Now Hou can hardly be said to have invented this distant, laconic style. For all of his films, the great Japanese director Yasujiro Ozu adopted a stationary camera at a lowish height, said to approximate the point of view of one seated at a tatami table. But Hou seems to have become emblematic of an opposition style for a new generation, as revelatory as Italian neo-realism was for the film critics of the fifties and sixties, which went on to influence the seventies New Hollywood style of Scorsese, Coppola, Polanski, Lucas and Spielberg (who became huge institutions themselves in time). Perhaps as Hollywood cinema has become so incredibly homogenized in the blockbuster era, Hou offers a bracing tonic for those who wish to drink.
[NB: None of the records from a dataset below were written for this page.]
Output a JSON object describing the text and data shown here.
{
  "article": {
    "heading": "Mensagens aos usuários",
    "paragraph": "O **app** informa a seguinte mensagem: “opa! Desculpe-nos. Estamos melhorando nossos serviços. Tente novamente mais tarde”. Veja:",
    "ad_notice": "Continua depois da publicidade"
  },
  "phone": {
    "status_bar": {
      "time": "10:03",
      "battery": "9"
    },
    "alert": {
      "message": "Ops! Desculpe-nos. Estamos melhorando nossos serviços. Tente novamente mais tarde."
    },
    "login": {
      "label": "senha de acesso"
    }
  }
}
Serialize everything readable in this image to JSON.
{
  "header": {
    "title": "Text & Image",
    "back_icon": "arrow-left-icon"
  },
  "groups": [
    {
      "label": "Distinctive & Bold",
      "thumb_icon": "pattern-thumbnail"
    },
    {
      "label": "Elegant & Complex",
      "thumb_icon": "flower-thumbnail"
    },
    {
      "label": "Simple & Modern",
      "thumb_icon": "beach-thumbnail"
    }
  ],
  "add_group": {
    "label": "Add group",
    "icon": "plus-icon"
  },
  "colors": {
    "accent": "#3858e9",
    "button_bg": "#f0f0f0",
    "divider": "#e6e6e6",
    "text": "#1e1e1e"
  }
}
Gotta say though, it’s not my cup of green tea.
Good Men, Good Women: The Films of Hou Hsiao-Hsien is on now at TIFF in Toronto at the TIFF Bell Lightbox, and runs to the beginning of March. For a full list of films screening and tickets, see here.